The museum houses a large range of collections have a great scientific and historical value such as collected by Charles Darwin. The museum is renowned for its exhibits of dinosaur and its ornate architecture which is sometimes addressed as a cathedral of nature that is represented by a huge Diplodocus cast that dominates the vaulted central hall. This great museum has a library that contains extensive journals, books, manuscripts and artwork collection that directly links to the work and research of scientific departments and the library’s access is allowed through appointment only. Although the museum is addressed as the Natural History Museum it was formally recognised until 1992 as British Museum (Natural Museum) although there were legal separation from the British Museum in the year 1963. Most of the collections originate from within the British Museum, the landmark Alfred Waterhouse building was constructed and opened in the year 1881, and later incorporated the Geological Museum. The Darwin Centre is the most recent addition that is partially designed as a modern facility for storing of valuable collections. The main collection was of an Ulster doctor Sir Hans Sloane, who sold his significant collection to the British Government at price below their market value at that time, this purchase was funded by a lottery. Sir Hans Sloane’s collection included Human Plants and animal skeletons and this collection was placed in the Montagu House in Bloomsbury in the year 1756 of which later was housed in the British Museum.
What would you like to find here?
The Natural Museum of London is being visited by more than 5 million every year who enjoy more that 70 spectacular galleries and interactive arenas and is placed 4th nationally. The museum adjacent which is the Geological Museum of British Geological Survey was absorbed by the Natural museum due to limited space available in the region. The Geological Museum has the outstanding exhibits that became world famous as these exhibitions included an earthquake machine which was designed by James Gardner and the worlds very first computer enhanced exhibition, which is recognised as “Treasures of the Earth.” There were renovations to the museum’s galleries that were relaunched in the year 1996 and were known as “The Earth Galleries and The Life Galleries” and the 19th century displays remained unchanged for its techniques of the Waterhouse building. Designed by Neal Potter the central atrium overcame the visitor’s reluctance by pulling them through a theoretical explanation of the world made up of random plates on an escalator.

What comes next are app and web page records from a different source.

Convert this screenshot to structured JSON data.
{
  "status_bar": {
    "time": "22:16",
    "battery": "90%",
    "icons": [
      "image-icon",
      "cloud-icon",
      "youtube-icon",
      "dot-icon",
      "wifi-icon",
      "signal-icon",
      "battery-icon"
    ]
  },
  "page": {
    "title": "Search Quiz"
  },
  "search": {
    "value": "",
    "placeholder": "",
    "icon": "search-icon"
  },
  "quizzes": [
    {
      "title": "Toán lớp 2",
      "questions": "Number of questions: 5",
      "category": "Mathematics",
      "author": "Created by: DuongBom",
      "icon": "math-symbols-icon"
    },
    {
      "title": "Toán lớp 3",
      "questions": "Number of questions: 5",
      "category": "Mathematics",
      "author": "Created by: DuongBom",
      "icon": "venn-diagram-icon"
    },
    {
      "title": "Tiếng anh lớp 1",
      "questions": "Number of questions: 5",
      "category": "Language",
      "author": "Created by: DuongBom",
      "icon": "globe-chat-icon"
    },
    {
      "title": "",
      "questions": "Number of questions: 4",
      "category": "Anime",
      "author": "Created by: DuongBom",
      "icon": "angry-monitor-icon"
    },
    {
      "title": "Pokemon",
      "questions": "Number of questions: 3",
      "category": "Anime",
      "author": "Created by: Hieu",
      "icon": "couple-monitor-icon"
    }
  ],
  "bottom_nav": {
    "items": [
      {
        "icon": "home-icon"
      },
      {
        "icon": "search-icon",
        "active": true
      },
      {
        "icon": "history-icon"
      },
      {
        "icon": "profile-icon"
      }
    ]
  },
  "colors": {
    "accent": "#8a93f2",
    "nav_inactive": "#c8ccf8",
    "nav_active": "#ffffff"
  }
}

The museum’s new design covered its walls in recycled slate and the major planets and stars were sandblasted on the bulwark as the star exhibits of the museum are exhibited inside the wall. You will even see a backdrop of six iconic figures who are discussing about how they viewed Earth in the old generations. You will find hundreds of interactive and exciting displays, as, high spots include the popular Mammals like the Blue Whale, Dinosaurs gallery and the remarkable Central Hall which is the abode for the iconic Diplodocus Skeleton. Its amazing to be at the state of the art Cocoon as you will find a large collection of captivating specimen copies while you can even observe the scientists at work. The Darwin Center’s Attenborough Studio provides a completely wide-range of programs for events and temporary exhibitions which include the chance to join experts in relevant discussions about science and nature.
Activities at the museum
The Natural History Museum is one of the best museums in London as it allows public engagement and serial publication of educational programmes that include the greatly praised “How Science Works” which offers exclusive workshops for school pupils who display the usage of microfossils for geological research. The museum has set up a projects to develop notable gallery characters for patrol display cases that include ‘facsimiles’ of luminaries in 2005 such as of William Smith, Dorothea Bate, Mary Anning and Carl Linnaeus, which recounts the anecdotes and stories of each of their lives, aims and discoveries that surprise visitor. Later again in the year 2010 a BBC documentary series of six parts was shot in the museum that has explored stories and behind the scenes views of the museum which was titled as “Museum of Life.”
Natural History Museum
London SW7 5BD